Stored items from a collection:
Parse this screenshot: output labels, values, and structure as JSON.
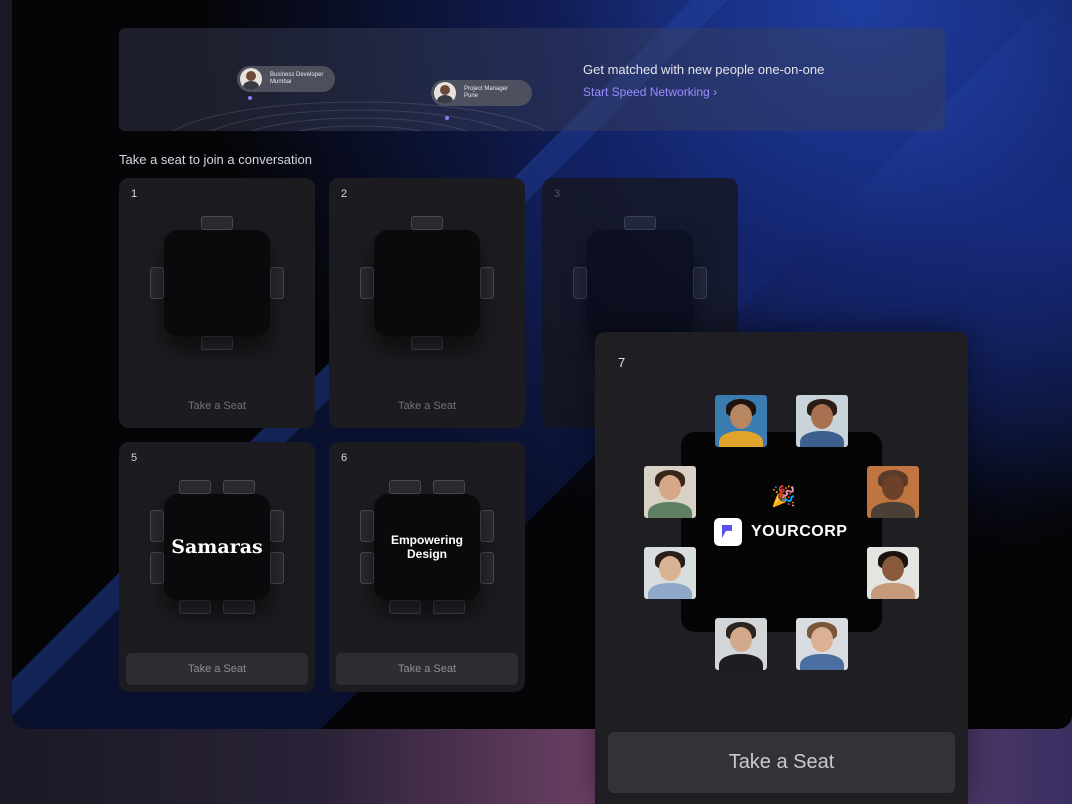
{
  "banner": {
    "profiles": [
      {
        "role": "Business Developer",
        "city": "Mumbai"
      },
      {
        "role": "Project Manager",
        "city": "Pune"
      }
    ],
    "title": "Get matched with new people one-on-one",
    "link": "Start Speed Networking ›"
  },
  "section_title": "Take a seat to join a conversation",
  "tables": [
    {
      "number": "1",
      "action": "Take a Seat",
      "label": ""
    },
    {
      "number": "2",
      "action": "Take a Seat",
      "label": ""
    },
    {
      "number": "3",
      "action": "",
      "label": ""
    },
    {
      "number": "5",
      "action": "Take a Seat",
      "label": "Samaras"
    },
    {
      "number": "6",
      "action": "Take a Seat",
      "label": "Empowering Design"
    }
  ],
  "popup": {
    "number": "7",
    "brand": "YOURCORP",
    "emoji": "🎉",
    "action": "Take a Seat"
  },
  "colors": {
    "accent": "#9b8cff",
    "brand_logo": "#5b4ff0"
  },
  "icons": {
    "link_chevron": "chevron-right-icon",
    "party": "party-popper-icon",
    "brand_logo": "yourcorp-logo-icon"
  }
}
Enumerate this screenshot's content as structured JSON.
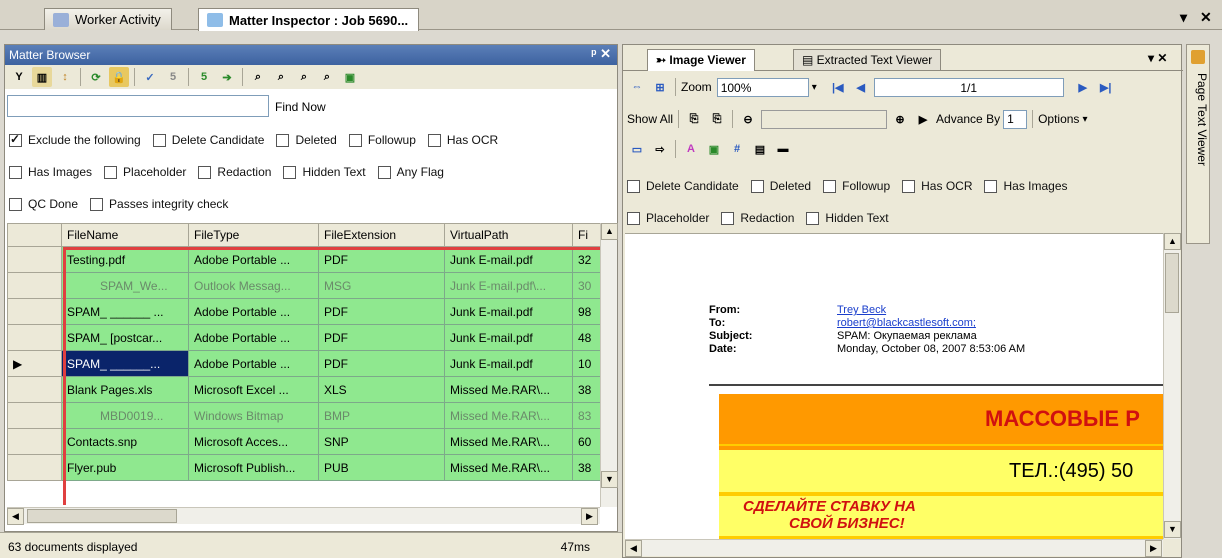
{
  "tabs": [
    {
      "label": "Worker Activity"
    },
    {
      "label": "Matter Inspector : Job 5690..."
    }
  ],
  "matter_browser": {
    "title": "Matter Browser",
    "search_value": "",
    "find_now": "Find Now",
    "filters_row1": [
      "Exclude the following",
      "Delete Candidate",
      "Deleted",
      "Followup",
      "Has OCR"
    ],
    "filters_row2": [
      "Has Images",
      "Placeholder",
      "Redaction",
      "Hidden Text",
      "Any Flag"
    ],
    "filters_row3": [
      "QC Done",
      "Passes integrity check"
    ],
    "columns": [
      "FileName",
      "FileType",
      "FileExtension",
      "VirtualPath",
      "Fi"
    ],
    "rows": [
      {
        "name": "Testing.pdf",
        "type": "Adobe Portable ...",
        "ext": "PDF",
        "path": "Junk E-mail.pdf",
        "fi": "32"
      },
      {
        "name": "SPAM_We...",
        "type": "Outlook Messag...",
        "ext": "MSG",
        "path": "Junk E-mail.pdf\\...",
        "fi": "30"
      },
      {
        "name": "SPAM_ ______ ...",
        "type": "Adobe Portable ...",
        "ext": "PDF",
        "path": "Junk E-mail.pdf",
        "fi": "98"
      },
      {
        "name": "SPAM_ [postcar...",
        "type": "Adobe Portable ...",
        "ext": "PDF",
        "path": "Junk E-mail.pdf",
        "fi": "48"
      },
      {
        "name": "SPAM_ ______...",
        "type": "Adobe Portable ...",
        "ext": "PDF",
        "path": "Junk E-mail.pdf",
        "fi": "10"
      },
      {
        "name": "Blank Pages.xls",
        "type": "Microsoft Excel ...",
        "ext": "XLS",
        "path": "Missed Me.RAR\\...",
        "fi": "38"
      },
      {
        "name": "MBD0019...",
        "type": "Windows Bitmap",
        "ext": "BMP",
        "path": "Missed Me.RAR\\...",
        "fi": "83"
      },
      {
        "name": "Contacts.snp",
        "type": "Microsoft Acces...",
        "ext": "SNP",
        "path": "Missed Me.RAR\\...",
        "fi": "60"
      },
      {
        "name": "Flyer.pub",
        "type": "Microsoft Publish...",
        "ext": "PUB",
        "path": "Missed Me.RAR\\...",
        "fi": "38"
      }
    ],
    "status": "63 documents displayed",
    "timing": "47ms"
  },
  "viewer": {
    "tabs": [
      "Image Viewer",
      "Extracted Text Viewer"
    ],
    "zoom_label": "Zoom",
    "zoom_value": "100%",
    "page": "1/1",
    "show_all": "Show All",
    "advance_by": "Advance By",
    "advance_value": "1",
    "options": "Options",
    "filters_row1": [
      "Delete Candidate",
      "Deleted",
      "Followup",
      "Has OCR",
      "Has Images"
    ],
    "filters_row2": [
      "Placeholder",
      "Redaction",
      "Hidden Text"
    ],
    "email": {
      "from_label": "From:",
      "from": "Trey Beck",
      "to_label": "To:",
      "to": "robert@blackcastlesoft.com;",
      "subject_label": "Subject:",
      "subject": "SPAM:  Окупаемая реклама",
      "date_label": "Date:",
      "date": "Monday, October 08, 2007 8:53:06 AM"
    },
    "banner1": "МАССОВЫЕ Р",
    "banner2": "ТЕЛ.:(495) 50",
    "banner3": "СДЕЛАЙТЕ СТАВКУ НА",
    "banner4": "СВОЙ БИЗНЕС!"
  },
  "side_tab": "Page Text Viewer",
  "colors": {
    "row_green": "#8fe88f",
    "selection_red": "#e04040",
    "header_blue": "#3d62a0"
  }
}
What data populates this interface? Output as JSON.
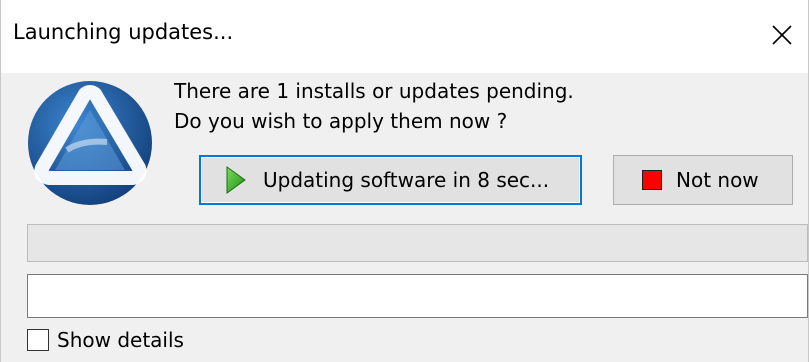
{
  "window": {
    "title": "Launching updates..."
  },
  "message": {
    "line1": "There are 1 installs or updates pending.",
    "line2": "Do you wish to apply them now ?"
  },
  "buttons": {
    "update_label": "Updating software in 8 sec...",
    "not_now_label": "Not now"
  },
  "progress": {
    "value": 0
  },
  "log_field": {
    "value": ""
  },
  "details": {
    "label": "Show details",
    "checked": false
  },
  "icons": {
    "close": "close-icon",
    "logo": "app-logo",
    "play": "play-icon",
    "stop": "stop-icon"
  },
  "colors": {
    "focus_border": "#0078d7",
    "play_green": "#38b000",
    "stop_red": "#ff0000",
    "logo_blue": "#1d5fa6"
  }
}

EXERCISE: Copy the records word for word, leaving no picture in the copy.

OUTPUT FOR THIS TASK:
Parse this screenshot: output labels, values, and structure as JSON.
{
  "banner": {
    "profiles": [
      {
        "role": "Business Developer",
        "city": "Mumbai"
      },
      {
        "role": "Project Manager",
        "city": "Pune"
      }
    ],
    "title": "Get matched with new people one-on-one",
    "link": "Start Speed Networking ›"
  },
  "section_title": "Take a seat to join a conversation",
  "tables": [
    {
      "number": "1",
      "action": "Take a Seat",
      "label": ""
    },
    {
      "number": "2",
      "action": "Take a Seat",
      "label": ""
    },
    {
      "number": "3",
      "action": "",
      "label": ""
    },
    {
      "number": "5",
      "action": "Take a Seat",
      "label": "Samaras"
    },
    {
      "number": "6",
      "action": "Take a Seat",
      "label": "Empowering Design"
    }
  ],
  "popup": {
    "number": "7",
    "brand": "YOURCORP",
    "emoji": "🎉",
    "action": "Take a Seat"
  },
  "colors": {
    "accent": "#9b8cff",
    "brand_logo": "#5b4ff0"
  },
  "icons": {
    "link_chevron": "chevron-right-icon",
    "party": "party-popper-icon",
    "brand_logo": "yourcorp-logo-icon"
  }
}
Enumerate this screenshot's content as structured JSON.
{
  "tabs": [
    {
      "label": "Worker Activity"
    },
    {
      "label": "Matter Inspector : Job 5690..."
    }
  ],
  "matter_browser": {
    "title": "Matter Browser",
    "search_value": "",
    "find_now": "Find Now",
    "filters_row1": [
      "Exclude the following",
      "Delete Candidate",
      "Deleted",
      "Followup",
      "Has OCR"
    ],
    "filters_row2": [
      "Has Images",
      "Placeholder",
      "Redaction",
      "Hidden Text",
      "Any Flag"
    ],
    "filters_row3": [
      "QC Done",
      "Passes integrity check"
    ],
    "columns": [
      "FileName",
      "FileType",
      "FileExtension",
      "VirtualPath",
      "Fi"
    ],
    "rows": [
      {
        "name": "Testing.pdf",
        "type": "Adobe Portable ...",
        "ext": "PDF",
        "path": "Junk E-mail.pdf",
        "fi": "32"
      },
      {
        "name": "SPAM_We...",
        "type": "Outlook Messag...",
        "ext": "MSG",
        "path": "Junk E-mail.pdf\\...",
        "fi": "30"
      },
      {
        "name": "SPAM_ ______ ...",
        "type": "Adobe Portable ...",
        "ext": "PDF",
        "path": "Junk E-mail.pdf",
        "fi": "98"
      },
      {
        "name": "SPAM_ [postcar...",
        "type": "Adobe Portable ...",
        "ext": "PDF",
        "path": "Junk E-mail.pdf",
        "fi": "48"
      },
      {
        "name": "SPAM_ ______...",
        "type": "Adobe Portable ...",
        "ext": "PDF",
        "path": "Junk E-mail.pdf",
        "fi": "10"
      },
      {
        "name": "Blank Pages.xls",
        "type": "Microsoft Excel ...",
        "ext": "XLS",
        "path": "Missed Me.RAR\\...",
        "fi": "38"
      },
      {
        "name": "MBD0019...",
        "type": "Windows Bitmap",
        "ext": "BMP",
        "path": "Missed Me.RAR\\...",
        "fi": "83"
      },
      {
        "name": "Contacts.snp",
        "type": "Microsoft Acces...",
        "ext": "SNP",
        "path": "Missed Me.RAR\\...",
        "fi": "60"
      },
      {
        "name": "Flyer.pub",
        "type": "Microsoft Publish...",
        "ext": "PUB",
        "path": "Missed Me.RAR\\...",
        "fi": "38"
      }
    ],
    "status": "63 documents displayed",
    "timing": "47ms"
  },
  "viewer": {
    "tabs": [
      "Image Viewer",
      "Extracted Text Viewer"
    ],
    "zoom_label": "Zoom",
    "zoom_value": "100%",
    "page": "1/1",
    "show_all": "Show All",
    "advance_by": "Advance By",
    "advance_value": "1",
    "options": "Options",
    "filters_row1": [
      "Delete Candidate",
      "Deleted",
      "Followup",
      "Has OCR",
      "Has Images"
    ],
    "filters_row2": [
      "Placeholder",
      "Redaction",
      "Hidden Text"
    ],
    "email": {
      "from_label": "From:",
      "from": "Trey Beck",
      "to_label": "To:",
      "to": "robert@blackcastlesoft.com;",
      "subject_label": "Subject:",
      "subject": "SPAM:  Окупаемая реклама",
      "date_label": "Date:",
      "date": "Monday, October 08, 2007 8:53:06 AM"
    },
    "banner1": "МАССОВЫЕ Р",
    "banner2": "ТЕЛ.:(495) 50",
    "banner3": "СДЕЛАЙТЕ СТАВКУ НА",
    "banner4": "СВОЙ БИЗНЕС!"
  },
  "side_tab": "Page Text Viewer",
  "colors": {
    "row_green": "#8fe88f",
    "selection_red": "#e04040",
    "header_blue": "#3d62a0"
  }
}
What data populates this interface? Output as JSON.
{
  "window": {
    "title": "Launching updates..."
  },
  "message": {
    "line1": "There are 1 installs or updates pending.",
    "line2": "Do you wish to apply them now ?"
  },
  "buttons": {
    "update_label": "Updating software in 8 sec...",
    "not_now_label": "Not now"
  },
  "progress": {
    "value": 0
  },
  "log_field": {
    "value": ""
  },
  "details": {
    "label": "Show details",
    "checked": false
  },
  "icons": {
    "close": "close-icon",
    "logo": "app-logo",
    "play": "play-icon",
    "stop": "stop-icon"
  },
  "colors": {
    "focus_border": "#0078d7",
    "play_green": "#38b000",
    "stop_red": "#ff0000",
    "logo_blue": "#1d5fa6"
  }
}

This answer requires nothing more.